My friend and I made this photo as a joke in high school, yet it seems oddly appropriate for this article.

I had to laugh when I saw Beth’s post earlier this week about the Big American Family. For the past couple of weeks, in spite of everything else that’s going on in my life, I’ve been subtly preoccupied with the same balance of being an American abroad. The conclusions I’ve been reaching, both consciously and subconsciously in my thoughts and behaviours, have been at once interesting and embarrassing and, I think, worth sharing in contrast to Beth’s.

Let me explain a couple of things first, though. The first is that I’ve always been the sort of person who wants to fit in- when I moved to Montreal, for example, it didn’t take me long to start turning all my vowels into duck-like diphthongs like all the Quebecois do. The second is that I grew up traveling, which at the time seemed normal but I have since come to realize is a significant privilege. So many of the things I take for granted about how to travel with courtesy, and what time spent in a foreign country “should” be like, are news to a lot more people than I had expected.

Where I currently live is an interesting mix of cultures and expectations. Every day, I learn new things about life on the Continent- that eggs come in packages of ten but are stored in groups of seven, that no one eats Romaine lettuce over here, how long unopened milk containers can stay outside the ‘fridge before you really need to start drinking their contents. That most toilets have different flush functions for different toilet uses. That the German cultural affinity for order and the greater social good means that German drivers, while incredibly fast, are also generally very polite. That buying gas “on the economy” will cost me up to 75€ ($100) per tank for a small car. And I *love* it. As culturally inappropriate as it is to say…it feels exciting because it’s exotic. When my limited ability with German doesn’t give me away, I can blend in and pretend that this new and different-from-what-I-grew-up-with place is my own.

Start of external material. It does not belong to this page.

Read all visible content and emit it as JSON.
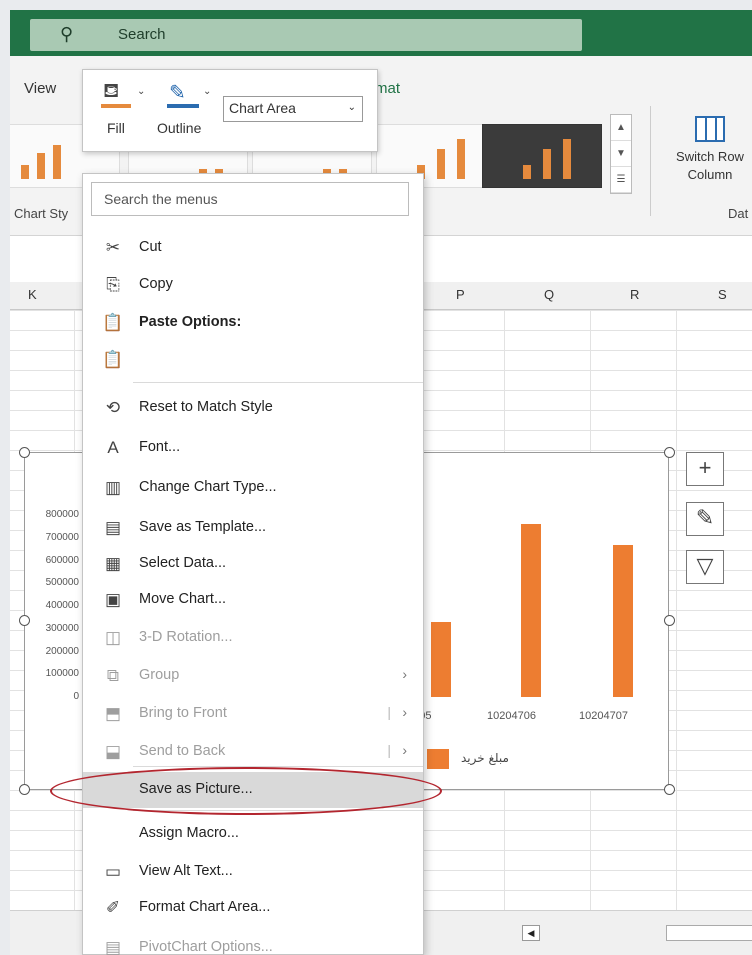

The challenge comes from my job. I might be living in Europe and attempting to blend in, but I will always be an American here. I don’t have a work visa- I have a military ID. All of my off-base transactions, from rent to car purchases, are governed by the agreements set up between the U.S. military and the German government. Having that ID, that particular status, sets me apart from the Germans and from Americans here on work visas in ways that my mispronunciation of “Wie geht es Ihnen?” never will- even if most of the people here never see it. I think that’s because the ID removes me from the German community (or collective experiences) in ways that only Americans can be here. With my ID, I can choose how far to immerse myself in the German economy- do I want to buy Romaine lettuce badly enough to shop at the on-base grocery store? What about milk? It extends to bigger matters as well. For a mere $2.50, I can purchase forms that will reimburse me for the 19% VAT– a tax designed to rebuild East Germany- and potentially save me hundreds of Euro. I can eat at restaurants on base that come from the States, like Chili’s and Macaroni Grill, and never set foot in any off-base establishment. And if I were a member of the military, I could live on-base and do what many military families do- never go off, except to get to the next base.

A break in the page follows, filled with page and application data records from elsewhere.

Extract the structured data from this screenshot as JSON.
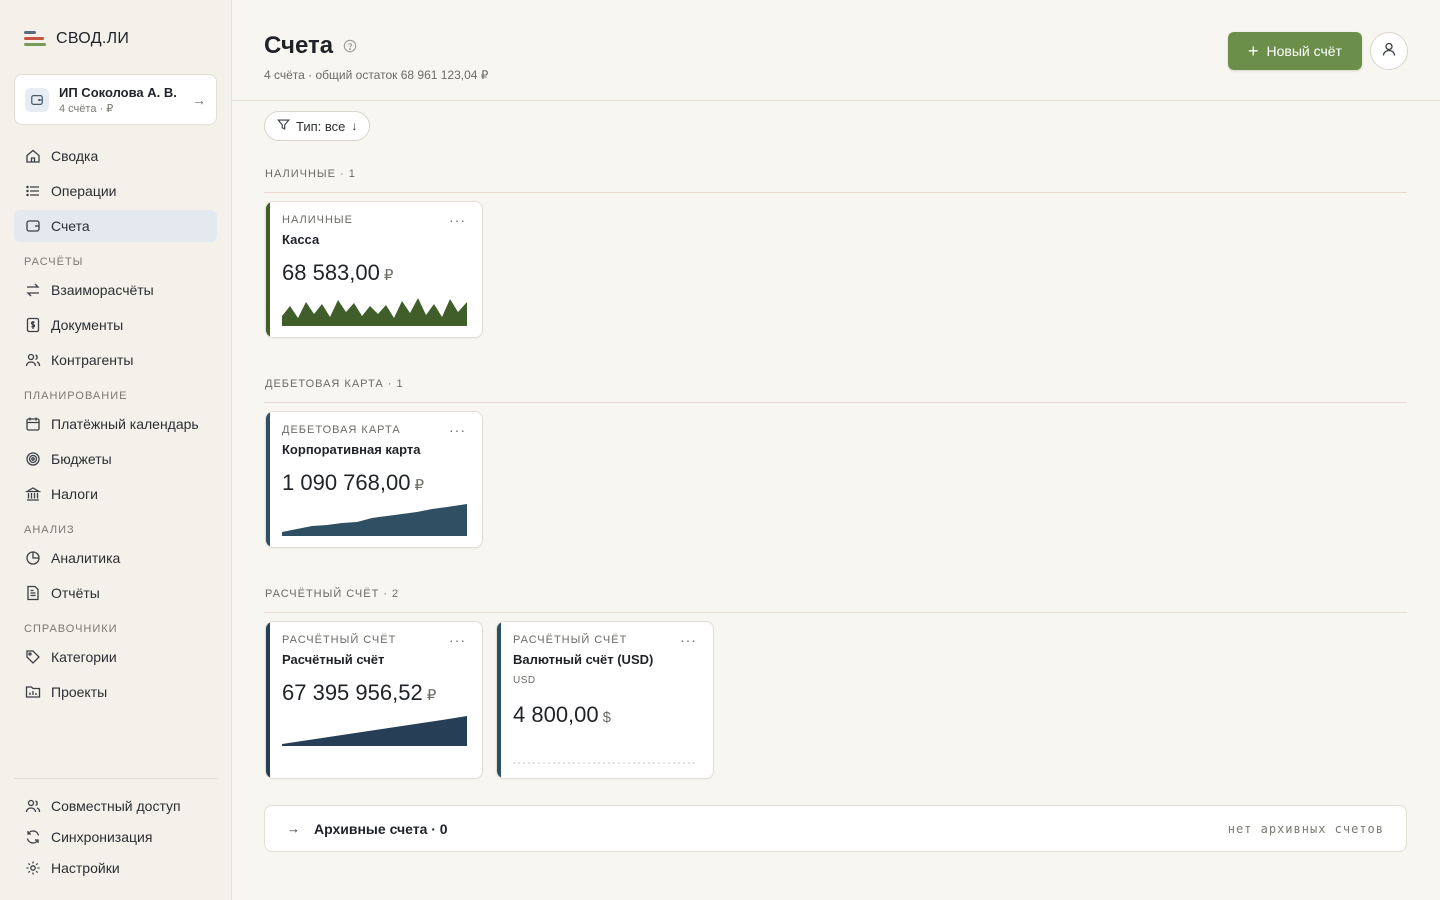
{
  "app": {
    "logo_text": "СВОД.ЛИ"
  },
  "org": {
    "name": "ИП Соколова А. В.",
    "sub": "4 счёта · ₽"
  },
  "nav": {
    "main": [
      {
        "label": "Сводка",
        "icon": "home-icon"
      },
      {
        "label": "Операции",
        "icon": "list-icon"
      },
      {
        "label": "Счета",
        "icon": "wallet-icon",
        "active": true
      }
    ],
    "sections": [
      {
        "title": "РАСЧЁТЫ",
        "items": [
          {
            "label": "Взаиморасчёты",
            "icon": "exchange-icon"
          },
          {
            "label": "Документы",
            "icon": "document-dollar-icon"
          },
          {
            "label": "Контрагенты",
            "icon": "users-icon"
          }
        ]
      },
      {
        "title": "ПЛАНИРОВАНИЕ",
        "items": [
          {
            "label": "Платёжный календарь",
            "icon": "calendar-icon"
          },
          {
            "label": "Бюджеты",
            "icon": "target-icon"
          },
          {
            "label": "Налоги",
            "icon": "bank-icon"
          }
        ]
      },
      {
        "title": "АНАЛИЗ",
        "items": [
          {
            "label": "Аналитика",
            "icon": "pie-chart-icon"
          },
          {
            "label": "Отчёты",
            "icon": "report-icon"
          }
        ]
      },
      {
        "title": "СПРАВОЧНИКИ",
        "items": [
          {
            "label": "Категории",
            "icon": "tag-icon"
          },
          {
            "label": "Проекты",
            "icon": "folder-chart-icon"
          }
        ]
      }
    ],
    "bottom": [
      {
        "label": "Совместный доступ",
        "icon": "users-icon"
      },
      {
        "label": "Синхронизация",
        "icon": "sync-icon"
      },
      {
        "label": "Настройки",
        "icon": "gear-icon"
      }
    ]
  },
  "header": {
    "title": "Счета",
    "subtitle": "4 счёта · общий остаток 68 961 123,04 ₽",
    "new_button": "Новый счёт"
  },
  "filter": {
    "label": "Тип: все"
  },
  "groups": [
    {
      "title": "НАЛИЧНЫЕ · 1",
      "accounts": [
        {
          "type": "НАЛИЧНЫЕ",
          "name": "Касса",
          "currency_code": "",
          "balance": "68 583,00",
          "currency_symbol": "₽",
          "color": "#3f5e2a",
          "spark": "volatile"
        }
      ]
    },
    {
      "title": "ДЕБЕТОВАЯ КАРТА · 1",
      "accounts": [
        {
          "type": "ДЕБЕТОВАЯ КАРТА",
          "name": "Корпоративная карта",
          "currency_code": "",
          "balance": "1 090 768,00",
          "currency_symbol": "₽",
          "color": "#2f4f63",
          "spark": "rising"
        }
      ]
    },
    {
      "title": "РАСЧЁТНЫЙ СЧЁТ · 2",
      "accounts": [
        {
          "type": "РАСЧЁТНЫЙ СЧЁТ",
          "name": "Расчётный счёт",
          "currency_code": "",
          "balance": "67 395 956,52",
          "currency_symbol": "₽",
          "color": "#263f56",
          "spark": "rising-steady"
        },
        {
          "type": "РАСЧЁТНЫЙ СЧЁТ",
          "name": "Валютный счёт (USD)",
          "currency_code": "USD",
          "balance": "4 800,00",
          "currency_symbol": "$",
          "color": "#2f4f63",
          "spark": "flat"
        }
      ]
    }
  ],
  "archive": {
    "title": "Архивные счета · 0",
    "note": "нет архивных счетов"
  },
  "colors": {
    "accent": "#6b8f4a",
    "active_nav_bg": "#e3e9ee"
  }
}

In some ways, this is a beautiful safety net. When I got tired of our German refrigerator selectively freezing items on its shelves (including alternate eggs in a container- true story!), it was comforting to think that I could buy an American fridge that wouldn’t. And the lure of on-base gas prices is pretty strong (bet you didn’t think that $3 per gallon would ever sound cheap!). But in many other ways, having the option there makes me feel somehow less adventurous, less accepting of my current circumstances, and less prepared to fully immerse myself in southwestern Germany. I seem to feel particularly strongly about this whenever I encounter my comrades in citizenship who appear phobic of anything off-base. And so when I’m driving around and someone refuses to give me the correct right-of-way, my knee-jerk reaction is to think “Ugh! Stupid Americans!” instead of replacing “Americans” with “bad drivers.” When I’m in the market, I’ll use my limited German and nod and smile until someone catches on that I understand nothing- and then I go down pretending to understand more than I do.

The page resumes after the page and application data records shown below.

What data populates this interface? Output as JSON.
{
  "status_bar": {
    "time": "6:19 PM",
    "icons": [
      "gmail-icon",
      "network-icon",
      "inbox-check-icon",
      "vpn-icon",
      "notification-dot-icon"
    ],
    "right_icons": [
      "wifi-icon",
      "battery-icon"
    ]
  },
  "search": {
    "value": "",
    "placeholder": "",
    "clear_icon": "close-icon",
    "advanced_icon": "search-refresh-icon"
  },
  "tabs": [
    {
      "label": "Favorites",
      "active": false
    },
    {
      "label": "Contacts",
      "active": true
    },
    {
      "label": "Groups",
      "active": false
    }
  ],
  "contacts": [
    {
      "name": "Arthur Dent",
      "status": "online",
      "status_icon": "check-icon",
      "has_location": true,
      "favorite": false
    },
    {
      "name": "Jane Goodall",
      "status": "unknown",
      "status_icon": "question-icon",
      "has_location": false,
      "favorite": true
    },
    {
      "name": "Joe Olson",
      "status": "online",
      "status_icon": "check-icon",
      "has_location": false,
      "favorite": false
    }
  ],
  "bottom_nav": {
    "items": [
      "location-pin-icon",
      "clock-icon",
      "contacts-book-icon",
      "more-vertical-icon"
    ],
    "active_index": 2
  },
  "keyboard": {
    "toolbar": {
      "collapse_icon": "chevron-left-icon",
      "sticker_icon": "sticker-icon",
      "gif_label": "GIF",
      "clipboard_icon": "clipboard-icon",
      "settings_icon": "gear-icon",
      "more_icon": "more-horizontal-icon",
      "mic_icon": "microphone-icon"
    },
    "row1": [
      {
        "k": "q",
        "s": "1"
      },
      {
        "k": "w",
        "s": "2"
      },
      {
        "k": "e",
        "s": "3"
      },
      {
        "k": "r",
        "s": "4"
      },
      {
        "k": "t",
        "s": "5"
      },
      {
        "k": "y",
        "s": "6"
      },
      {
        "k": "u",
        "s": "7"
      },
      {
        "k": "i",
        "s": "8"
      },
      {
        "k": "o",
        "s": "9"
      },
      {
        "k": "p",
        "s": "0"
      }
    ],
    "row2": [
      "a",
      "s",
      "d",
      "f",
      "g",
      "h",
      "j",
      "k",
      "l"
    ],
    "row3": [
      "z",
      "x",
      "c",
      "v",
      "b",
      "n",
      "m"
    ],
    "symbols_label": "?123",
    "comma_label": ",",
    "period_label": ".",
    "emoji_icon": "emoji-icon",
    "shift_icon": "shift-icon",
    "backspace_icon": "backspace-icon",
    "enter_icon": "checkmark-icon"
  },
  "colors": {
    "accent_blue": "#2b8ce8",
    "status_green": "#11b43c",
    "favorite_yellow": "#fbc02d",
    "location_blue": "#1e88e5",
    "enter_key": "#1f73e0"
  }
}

I don’t think it’s shame in being an American that incites my behavior, necessarily- although there certainly have been moments that have made me wish I were Canadian instead. No, I think it has to do more with my conception of what it means to travel and really live somewhere else. My embarrassment has more to do with the fact that Americans in this area, myself included, have the dubious privilege of choosing to ignore the social expectations and norms that exist all around them instead of being actively encouraged to engage with Germany on German terms. The fact that I cringe whenever I have to ask “Sprechen Sie Englisch?” points to this- it asks the person I’m speaking to to do what I’m doing and aid and abet me in living in American style outside America. Maybe this could be summed up as a shame reaction to what I believe is a form of cultural imperialism. Regardless, I think the ambiguity of identity is worth a second thought.